Next I moved onto some more recent technology, surely I wouldn’t have to worry about throwing out USB memory Sticks, would I? Having counted somewhere around a 100 of the things lying around the house I decided that this was maybe the time that I didn’t really need 10x 64Mb sticks cluttering up space, after all my new shiny 64Gb version is now 1000x bigger.
This got me thinking about the state of the data storage market, and the changes going on. Whilst the capacity of floppy disks rose slowly and fairly consistently we have seen some spectacular changes in the storage marketplace. We got used to disk capacities doubling every 2 years, then this changed to 18 months, then suddenly the 2Gb drives became 200Gb then 400, then suddenly the 1Tb drive had landed.
It was at this time we started to expect development to slow down – after all as a wise Star Trek engineer once said “you cannae change the laws of physics, Captain” Well, you know what Scotty, actually we can and did, 2Tb drives appeared, now 3Tb are not uncommon in datacentres and 4Tb are available on Amazon.
Surely sometime disk drives have to stop evolving? Well, yes and no, they may stop evolving in their current form, but the requirements to store more and more data, and to hold it for longer and longer goes on unabated. Hmmm, what do we do now?
Well, change the form of course. When it comes to storing information, hard drives don’t hold a candle to DNA. Our genetic code packs billions of gigabytes into a single gram. A mere milligram of the molecule could encode the complete text of every book in the British Library and have plenty of room to spare. All of this has been mostly theoretical—until now. In a new study, researchers stored an entire genetics textbook in less than a picogram of DNA—one trillionth of a gram—an advance that could revolutionise our ability to store data.

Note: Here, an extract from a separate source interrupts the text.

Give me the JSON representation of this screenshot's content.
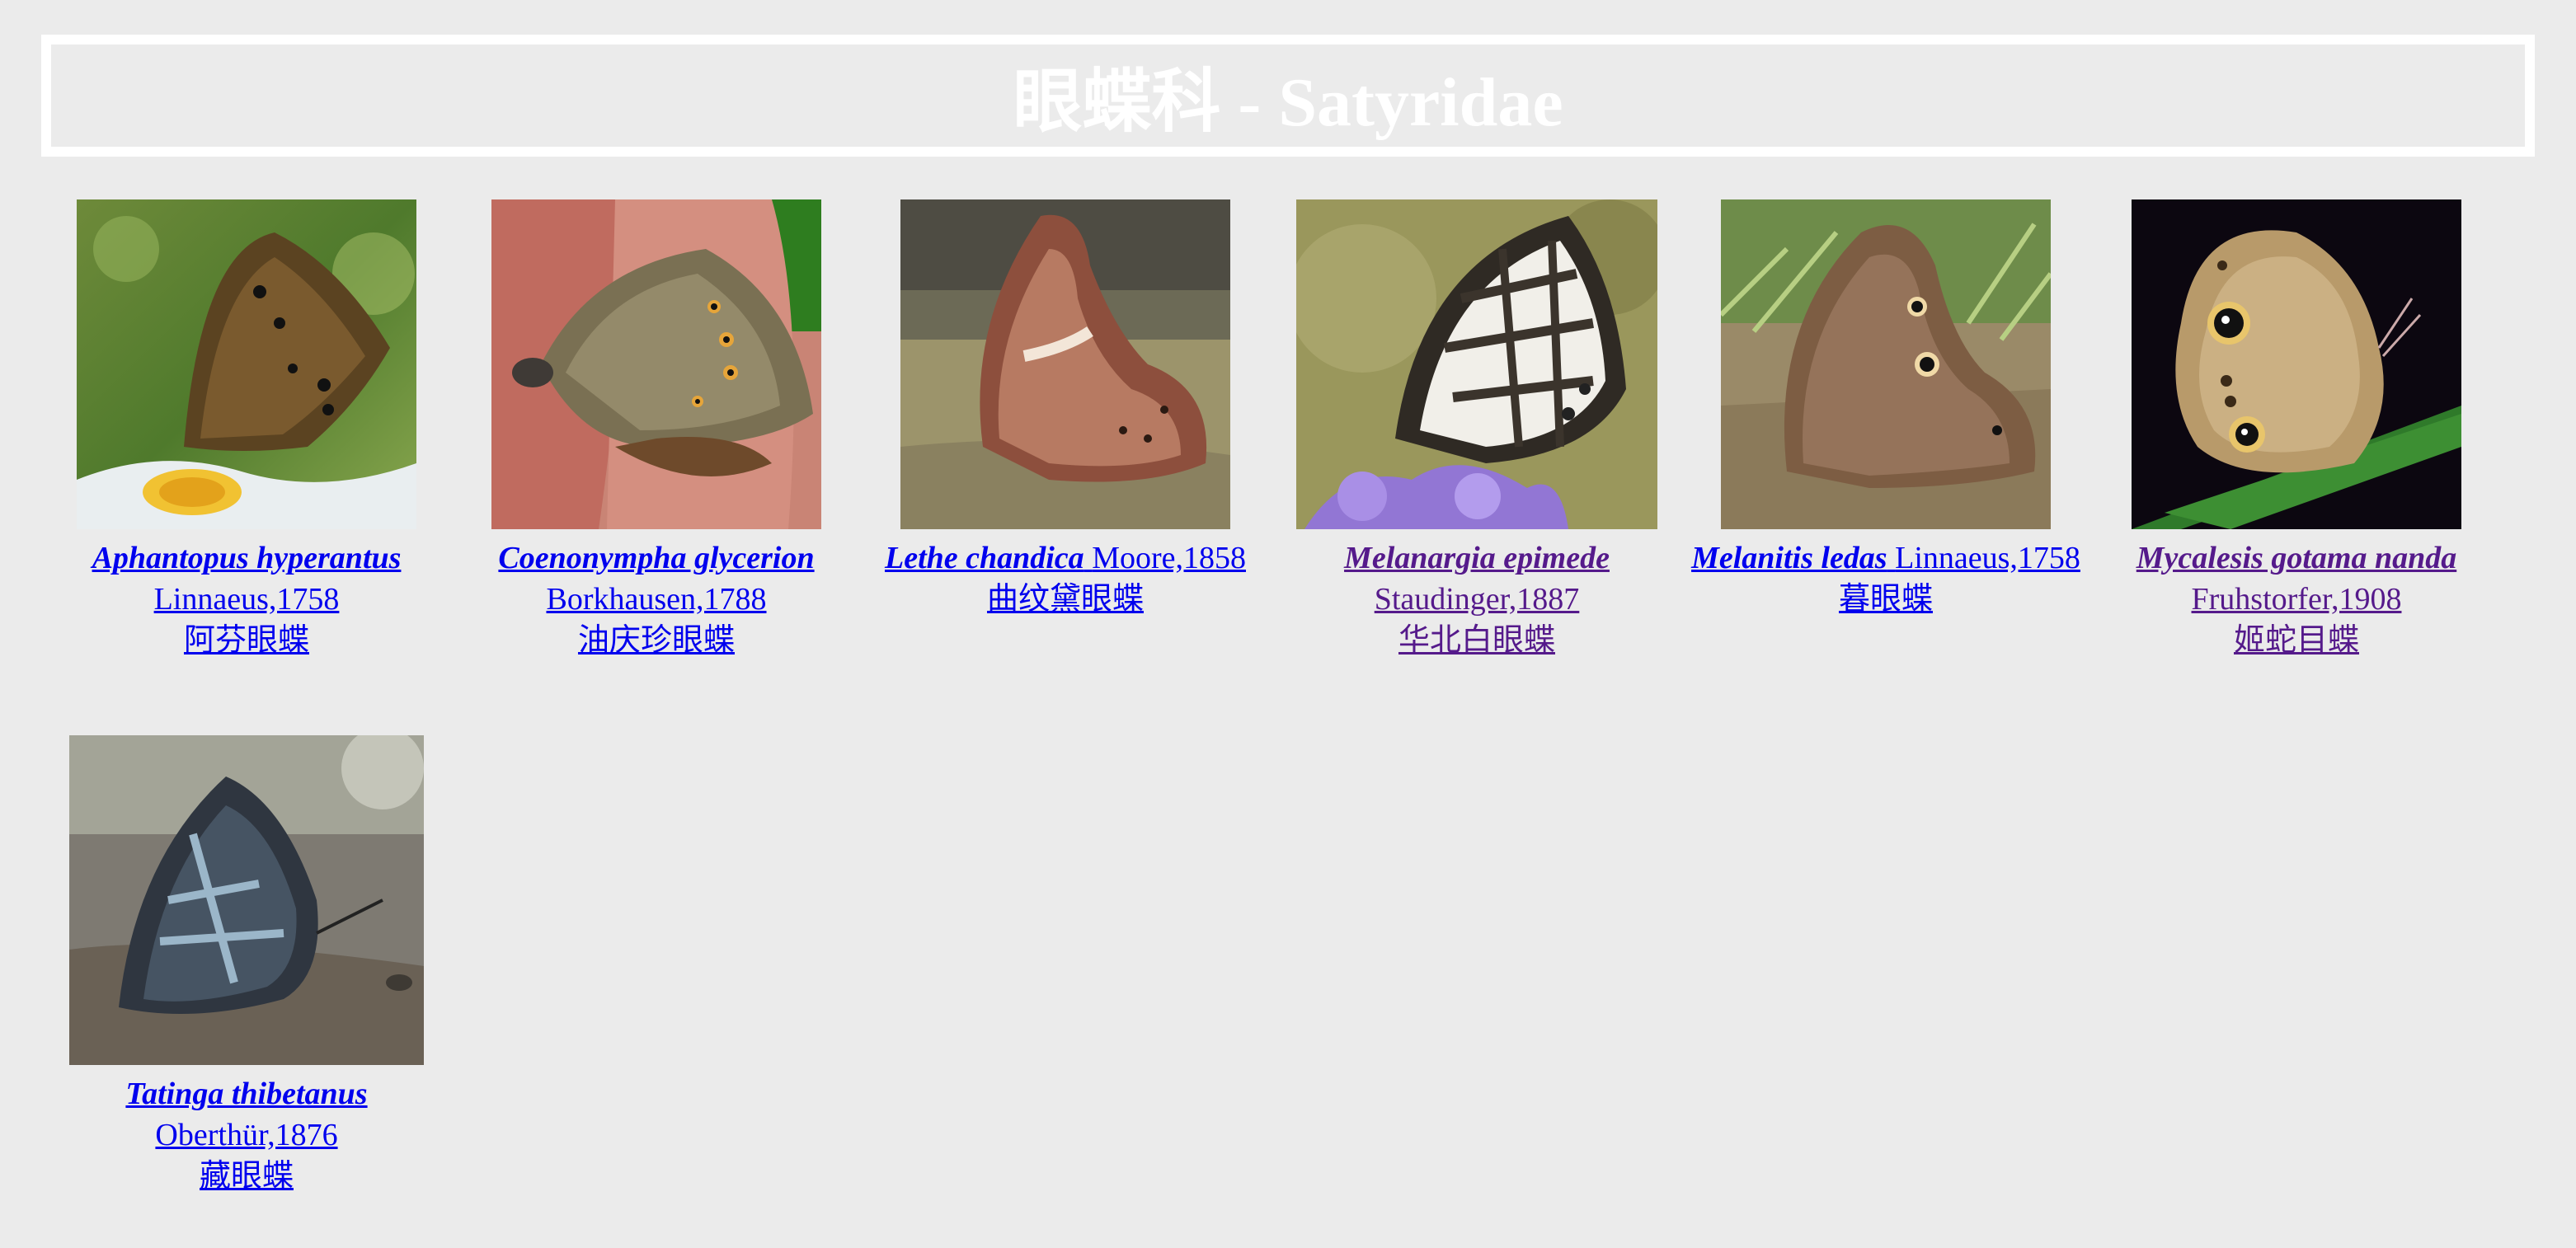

Initially there may seem to be some problems around using DNA to store data; first, cells die—not a good way to lose your valuable information. They also naturally replicate, introducing changes over time that can alter the data (and whilst we accepted this on a floppy disk it’s unthinkable now). To get around this challenge a research team at Harvard created a DNA information-archiving system that uses no cells at all. Instead, an inkjet printer embeds short fragments of chemically synthesised DNA onto the surface of a tiny glass chip. To encode a digital file, researchers divide it into tiny blocks of data and convert these data not into the 1s and 0s of typical digital storage media, but rather into DNA’s four-letter alphabet of As, Cs, Gs, and Ts. Each DNA fragment also contains a digital “barcode” that records its location in the original file. Reading the data requires a DNA sequencer and a computer to reassemble all of the fragments in order and convert them back into digital format. The computer also corrects for errors; each block of data is replicated thousands of times so that any chance glitch can be identified and fixed by comparing it to the other copies.
By using these methods they managed to encode a complete book, just under 6Mb in size onto a single strand of DNA. Now, obviously this comes at a price beyond the reach of customers for now, but at the rate the data storage market moves who knows how we will upgrade our storage capacity in the future; it is estimated that a double DNA strand could encode 10 Exabytes of data or 11,529,215,046,100Mb, that’s quite a lot of floppy disks.
So, now when you hear us data guys talking about “Big Data” and not being scared by the volume element, maybe you’ll understand why.
In a few years time when you need to add an Exabyte or two to your data capacity, don’t worry – I’ve an armful right here.